References[edit]

  1. ^ a b c George R. White; Robert L. Campbell, Tom Kelly. "The Chess Label Part II (1953–1955)". Robert Campbell. Clemson, South Carolina: Clemson University. Retrieved March 7, 2011. 
  2. ^ a b Gilliland, John (1969). "Show 4 - The Tribal Drum: The rise of rhythm and blues. [Part 2]" (audio). Pop Chronicles. Digital.library.unt.edu. 
  3. ^ In first release it was titled "Manish Boy". Herzhaft, Gerard (1992). Encyclopedia of the Blues. University of Arkansas Press. p. 454. ISBN 1-55728-252-8. 

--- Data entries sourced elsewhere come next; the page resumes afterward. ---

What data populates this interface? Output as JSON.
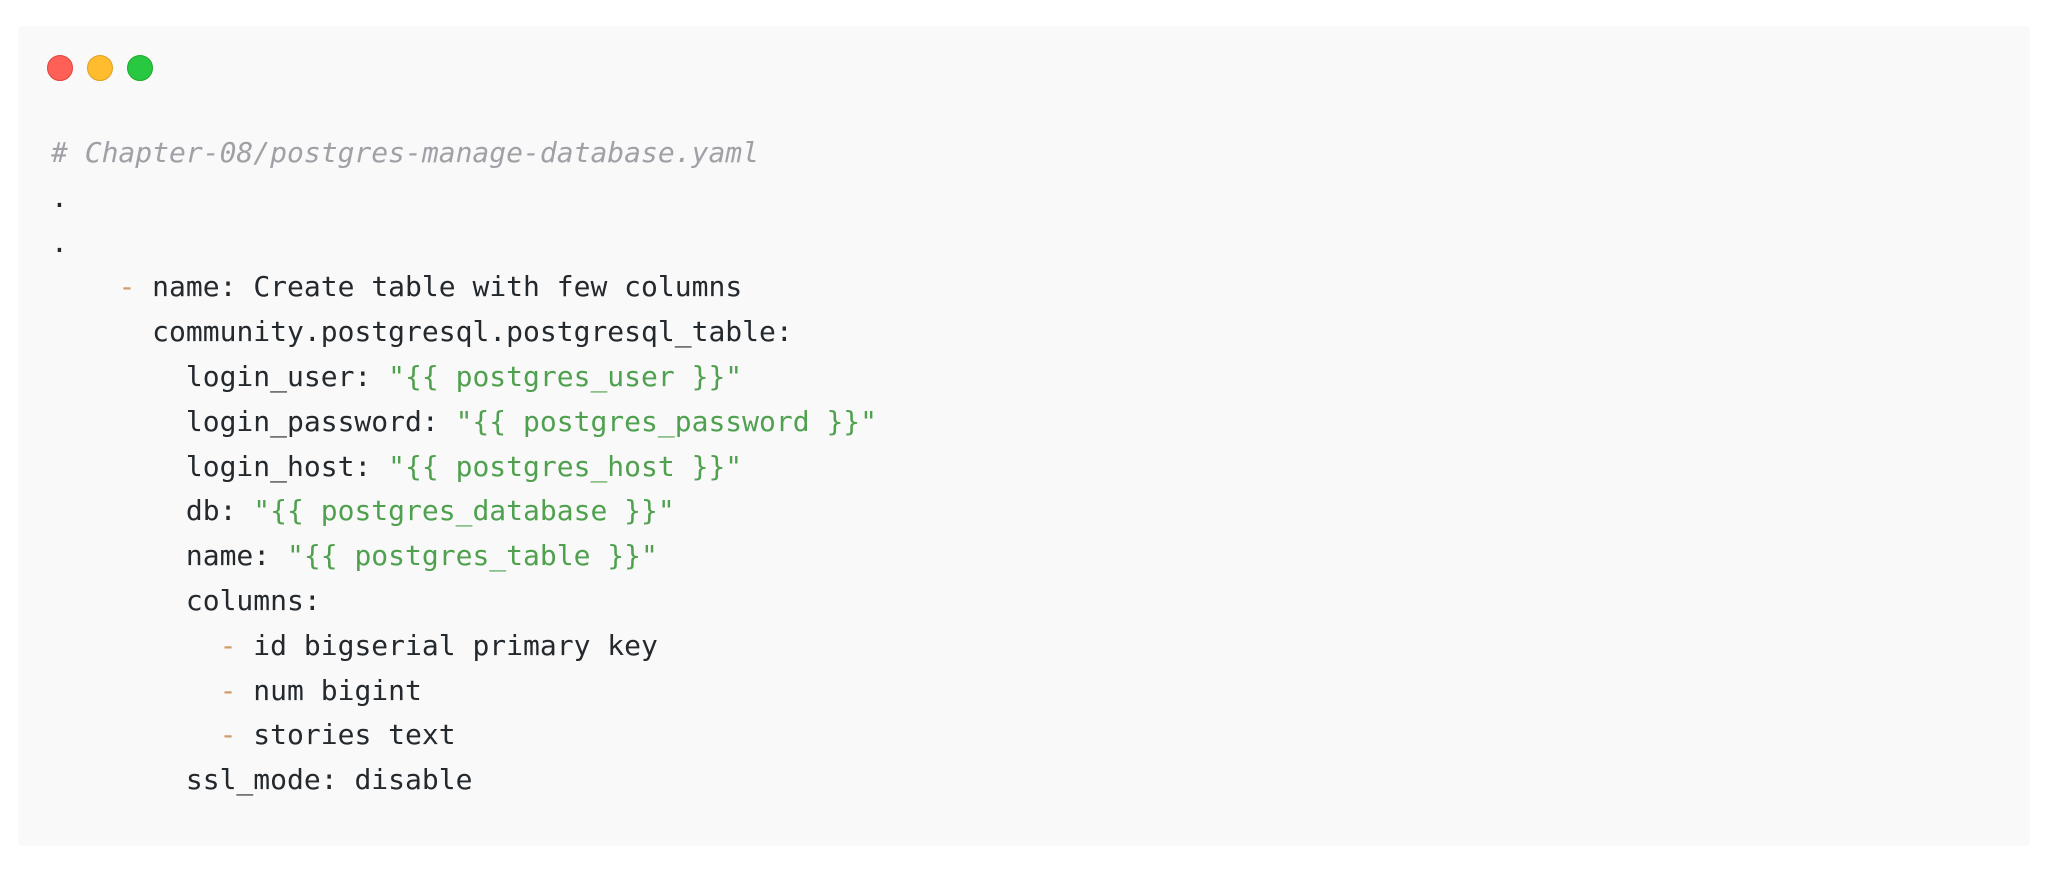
{
  "window": {
    "controls": [
      "close",
      "minimize",
      "maximize"
    ]
  },
  "code": {
    "language": "yaml",
    "lines": [
      {
        "indent": "",
        "comment": "# Chapter-08/postgres-manage-database.yaml"
      },
      {
        "indent": "",
        "text": "."
      },
      {
        "indent": "",
        "text": "."
      },
      {
        "indent": "    ",
        "dash": "-",
        "key": " name: ",
        "value": "Create table with few columns"
      },
      {
        "indent": "      ",
        "key": "community.postgresql.postgresql_table:"
      },
      {
        "indent": "        ",
        "key": "login_user: ",
        "str": "\"{{ postgres_user }}\""
      },
      {
        "indent": "        ",
        "key": "login_password: ",
        "str": "\"{{ postgres_password }}\""
      },
      {
        "indent": "        ",
        "key": "login_host: ",
        "str": "\"{{ postgres_host }}\""
      },
      {
        "indent": "        ",
        "key": "db: ",
        "str": "\"{{ postgres_database }}\""
      },
      {
        "indent": "        ",
        "key": "name: ",
        "str": "\"{{ postgres_table }}\""
      },
      {
        "indent": "        ",
        "key": "columns:"
      },
      {
        "indent": "          ",
        "dash": "-",
        "value": " id bigserial primary key"
      },
      {
        "indent": "          ",
        "dash": "-",
        "value": " num bigint"
      },
      {
        "indent": "          ",
        "dash": "-",
        "value": " stories text"
      },
      {
        "indent": "        ",
        "key": "ssl_mode: ",
        "value": "disable"
      }
    ]
  },
  "colors": {
    "background": "#f9f9f9",
    "text": "#24292e",
    "comment": "#a0a1a7",
    "dash": "#d19a66",
    "string": "#50a14f"
  }
}
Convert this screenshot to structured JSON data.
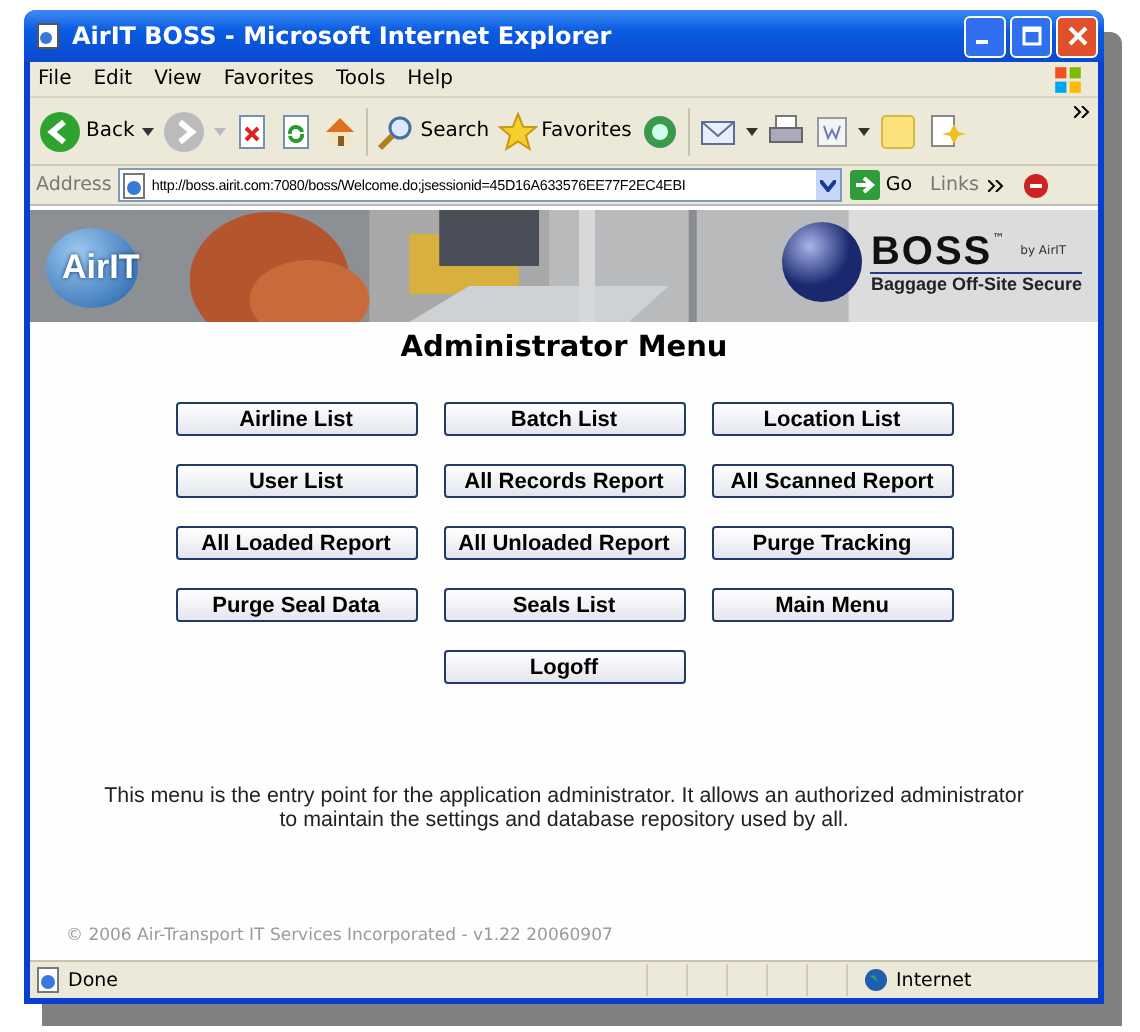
{
  "window": {
    "title": "AirIT BOSS - Microsoft Internet Explorer"
  },
  "menu": [
    "File",
    "Edit",
    "View",
    "Favorites",
    "Tools",
    "Help"
  ],
  "toolbar": {
    "back": "Back",
    "search": "Search",
    "favorites": "Favorites"
  },
  "address": {
    "label": "Address",
    "url": "http://boss.airit.com:7080/boss/Welcome.do;jsessionid=45D16A633576EE77F2EC4EBI",
    "go": "Go",
    "links": "Links"
  },
  "banner": {
    "left_logo": "AirIT",
    "right_logo": "BOSS",
    "trademark": "™",
    "byline": "by AirIT",
    "tagline": "Baggage Off-Site Secure"
  },
  "heading": "Administrator Menu",
  "buttons": [
    "Airline List",
    "Batch List",
    "Location List",
    "User List",
    "All Records Report",
    "All Scanned Report",
    "All Loaded Report",
    "All Unloaded Report",
    "Purge Tracking",
    "Purge Seal Data",
    "Seals List",
    "Main Menu",
    "Logoff"
  ],
  "description": "This menu is the entry point for the application administrator. It allows an authorized administrator to maintain the settings and database repository used by all.",
  "copyright": "© 2006 Air-Transport IT Services Incorporated - v1.22 20060907",
  "status_bar": {
    "text": "Done",
    "zone": "Internet"
  }
}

  4. ^ Whitburn, Joel (1988). Top R&B Singles 1942-1988. Record Research. p. 435. ISBN 0-89820-068-7. 
  5. ^ "Muddy Waters". The Official Charts Company. Retrieved March 7, 2011. 
  6. ^ "Blues Hall of Fame - Inductees". Blues Foundation. 1986. Retrieved October 30, 2009. 
  7. ^ "500 Songs That Shaped Rock and Roll (Artists W-Z)". Rock and Roll Hall of Fame. Archived from the original on February 8, 2009. 
  8. ^ Jann S. Wenner, ed. (December 9, 2004). "The 500 Greatest Songs of All Time". Rolling Stone (United States: Jann S. Wenner) (963). Archived from the original on December 4, 2010. 
  9. ^ Scorsese M. http://www.pbs.org/theblues/songsartists/songsdiscsons.html
  10. ^ http://www.erykah-badu.com/upload/news.php?fn_page=3

External links[edit]